NEW YORK -- What would George Orwell think of the U.S. government's inquiry of search data to see a snapshot of just what people are searching for?

Amid the fallout of the inquiry, industry experts convened at the Search Engine Strategies 2006 Conference & Expo here to put a face on the issue during a panel discussion called "Who's Watching Whom: Search & Privacy."

"For the last 10 years or so, there's been a push by the government to control the Internet," said Tim Wu, co-author of Who Controls the Internet? and a Columbia Law School professor.

"In the future, I think we may see a trend where search engines are where countries seek to express their whole range of governmental policies."

The future may already be upon us.

The U.S. Department of Justice (DoJ) is in the midst of a suit against search giant Google to compel the company to turn over data from a random sampling of 1 million or so of its Web pages.

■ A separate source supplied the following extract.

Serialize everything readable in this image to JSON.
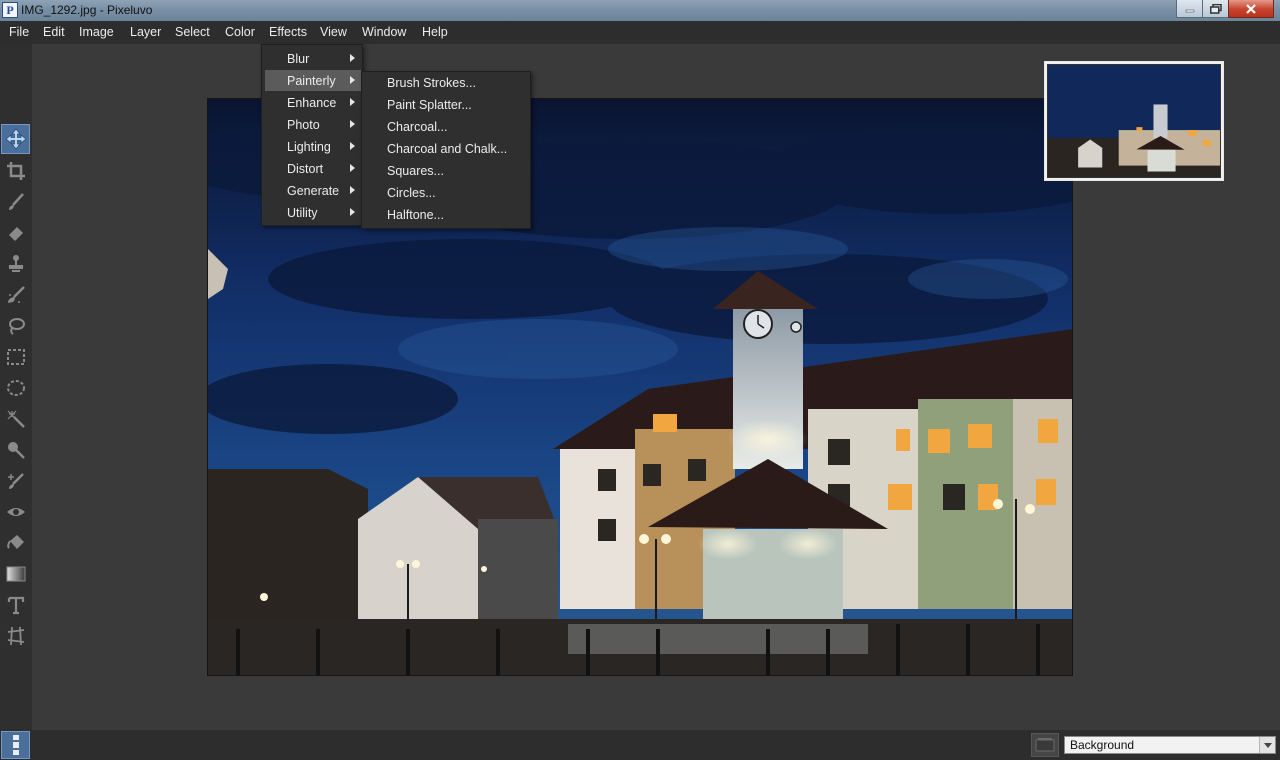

As internetnews.com reported, the demand for search data is part of the government's defense of Child Online Protection Act (COPA), which has been ruled unconstitutional.

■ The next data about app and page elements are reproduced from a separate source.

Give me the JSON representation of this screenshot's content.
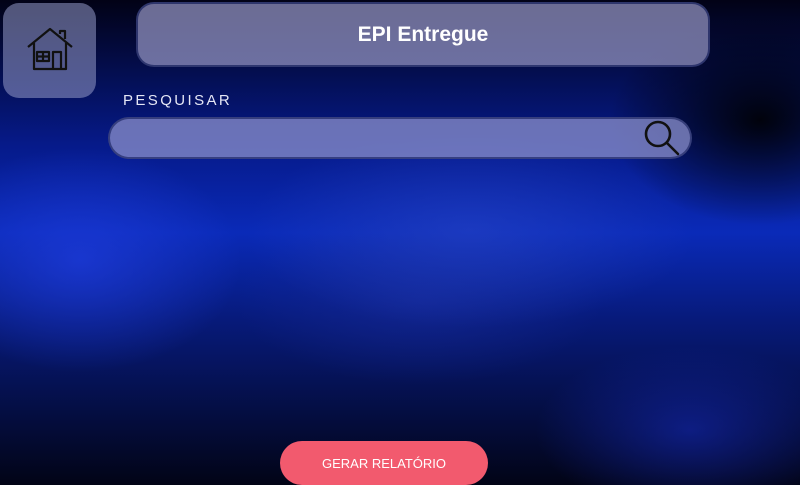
{
  "header": {
    "home_icon": "house-icon",
    "title": "EPI Entregue"
  },
  "search": {
    "label": "PESQUISAR",
    "value": "",
    "placeholder": "",
    "icon": "magnifier-icon"
  },
  "actions": {
    "report_label": "GERAR RELATÓRIO"
  },
  "colors": {
    "background_accent": "#0a2ab8",
    "report_button": "#f25a6e",
    "panel": "#9a9ac8"
  }
}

The Justice Department is asking only for a sample of URLs and search queries, according to the response.

"No individual user of Google, or of any other search engine, need fear that his or her personal identifying will be disclosed," according to a recent government brief.

The three other industry leaders, Microsoft, America Online and Yahoo, have all already complied with the order.

"Search engines compile a lot of data on what we search for and much of what we search for is personal," added panelist Danny Sullivan, Editor of SearchEngineWatch.com. "Many people fear that the government wants to do data mining. It'll be interesting to see how much of all this ultimately becomes a political issue."

Much of the panel discussion centered upon that very notion -- the underlying motivation behind the ever-widening desire to probe.

"The two categories of concern here are what information is actually gathered by the search engines and, provided it finds itself in the hands of the government, how the data will be cross-referenced and eventually made use of," said Sherwin Siy, staff counsel of the Internet Public Interest Opportunities Program at EPIC.

"The brevity of all this goes far beyond just the obvious," he continued. "The way public records are accessed, how easy all that becomes, things like that stand to be forever altered."

Indeed, one of the strangleholds among American Internet users has long been thought to be the apparent anonymous nature in which browsers are able to facilitate their searches and operate overall.

Advocates of the DoJ inquiry are quick to point out that last year alone an industry publication pegged the amount spent on online adult entertainment at a staggering $2.5 billion.

This comes as a growing concern to government officials, who, nonetheless, maintain that it is not their intent to obtain any identifiable information pursuant to any particular individual.

"The privacy of our customers is paramount and we will do our utmost to protect consumer data from government overtures," said panelist and MSN Search Group Program Manager Ramez Naam, in articulating Microsoft's ultimate decision to comply with the decree.

"Our hope is that the value of all this information will somehow allow us to provide our consumers with a greater service."